Tuesday, October 13, 2009
Cultural Diversity - Its Pathological Roots
Researchers at University of New Mexico and the University of British Columbia have argued in a series of published papers that disease determines much of our behavior.
Where diseases are common, people are less open to new experiences, more xenophobic and mean to strangers to avoid new diseases. When people avoid strangers, communication breaks down which creates different cultures and languages over the long run. For example: Sweden has few diseases and 15 languages vs. Ghana's (of similar size) many diseases and 89 languages.
We even saw this trend with the outbreak of swine flu - some started shaking hands less, wearing masks, even PDA declined - "Handshakes were skipped at college commencements. Mexicans were urged to not kiss on the cheek.
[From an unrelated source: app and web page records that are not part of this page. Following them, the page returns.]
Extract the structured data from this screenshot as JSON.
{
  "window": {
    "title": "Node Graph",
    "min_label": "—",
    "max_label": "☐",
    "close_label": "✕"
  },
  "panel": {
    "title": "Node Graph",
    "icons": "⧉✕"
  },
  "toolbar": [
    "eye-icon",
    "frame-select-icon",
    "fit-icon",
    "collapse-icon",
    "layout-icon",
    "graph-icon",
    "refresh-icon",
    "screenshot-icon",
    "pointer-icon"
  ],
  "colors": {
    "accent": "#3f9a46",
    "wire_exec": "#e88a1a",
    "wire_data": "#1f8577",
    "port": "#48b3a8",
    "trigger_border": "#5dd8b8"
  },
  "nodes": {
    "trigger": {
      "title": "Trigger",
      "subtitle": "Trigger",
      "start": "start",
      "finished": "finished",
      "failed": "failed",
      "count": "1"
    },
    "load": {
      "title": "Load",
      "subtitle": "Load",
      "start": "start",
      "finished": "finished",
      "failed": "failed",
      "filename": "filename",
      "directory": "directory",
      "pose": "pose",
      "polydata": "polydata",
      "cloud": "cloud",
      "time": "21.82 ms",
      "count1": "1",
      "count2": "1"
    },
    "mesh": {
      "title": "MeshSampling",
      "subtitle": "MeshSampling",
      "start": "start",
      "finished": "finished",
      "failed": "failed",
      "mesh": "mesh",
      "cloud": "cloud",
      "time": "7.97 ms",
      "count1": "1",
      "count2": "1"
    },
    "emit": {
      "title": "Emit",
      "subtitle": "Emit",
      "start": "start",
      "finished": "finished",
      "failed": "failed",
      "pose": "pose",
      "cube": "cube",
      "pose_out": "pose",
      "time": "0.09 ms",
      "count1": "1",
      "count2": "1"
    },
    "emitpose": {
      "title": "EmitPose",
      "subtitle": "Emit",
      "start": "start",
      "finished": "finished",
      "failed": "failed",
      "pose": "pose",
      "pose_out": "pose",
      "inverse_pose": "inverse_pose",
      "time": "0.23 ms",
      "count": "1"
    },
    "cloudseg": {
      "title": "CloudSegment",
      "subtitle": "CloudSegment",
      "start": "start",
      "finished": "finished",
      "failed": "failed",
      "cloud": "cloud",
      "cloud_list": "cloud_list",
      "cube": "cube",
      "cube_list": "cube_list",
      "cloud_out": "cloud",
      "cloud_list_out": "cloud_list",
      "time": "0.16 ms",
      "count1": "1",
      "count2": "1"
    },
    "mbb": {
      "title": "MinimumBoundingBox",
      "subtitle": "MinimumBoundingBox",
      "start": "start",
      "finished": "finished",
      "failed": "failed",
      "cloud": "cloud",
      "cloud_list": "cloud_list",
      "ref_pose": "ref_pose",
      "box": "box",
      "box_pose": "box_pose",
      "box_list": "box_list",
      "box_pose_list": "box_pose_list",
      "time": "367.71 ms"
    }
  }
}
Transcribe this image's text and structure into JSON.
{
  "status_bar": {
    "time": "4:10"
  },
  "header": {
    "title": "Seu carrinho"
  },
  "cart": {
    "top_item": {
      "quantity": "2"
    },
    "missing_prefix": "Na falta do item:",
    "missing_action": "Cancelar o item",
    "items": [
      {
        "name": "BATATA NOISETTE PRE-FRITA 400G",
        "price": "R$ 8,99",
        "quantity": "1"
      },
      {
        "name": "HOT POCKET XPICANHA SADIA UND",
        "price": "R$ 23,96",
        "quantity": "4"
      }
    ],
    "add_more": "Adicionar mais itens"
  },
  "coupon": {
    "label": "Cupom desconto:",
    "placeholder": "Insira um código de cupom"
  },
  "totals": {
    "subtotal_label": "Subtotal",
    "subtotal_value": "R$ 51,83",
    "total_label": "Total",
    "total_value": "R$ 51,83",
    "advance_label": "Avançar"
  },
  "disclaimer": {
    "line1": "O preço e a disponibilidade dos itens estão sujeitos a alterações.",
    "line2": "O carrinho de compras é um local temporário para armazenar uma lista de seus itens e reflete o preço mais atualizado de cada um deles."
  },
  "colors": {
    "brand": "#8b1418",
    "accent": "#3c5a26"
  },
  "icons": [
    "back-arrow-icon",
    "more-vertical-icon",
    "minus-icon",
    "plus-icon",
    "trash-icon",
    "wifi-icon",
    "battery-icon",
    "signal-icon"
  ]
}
Churches stopped having parishioners drink out of a common, holy cup."
It will be a long time before mainstream science accepts the research as truth, but it is food for thought.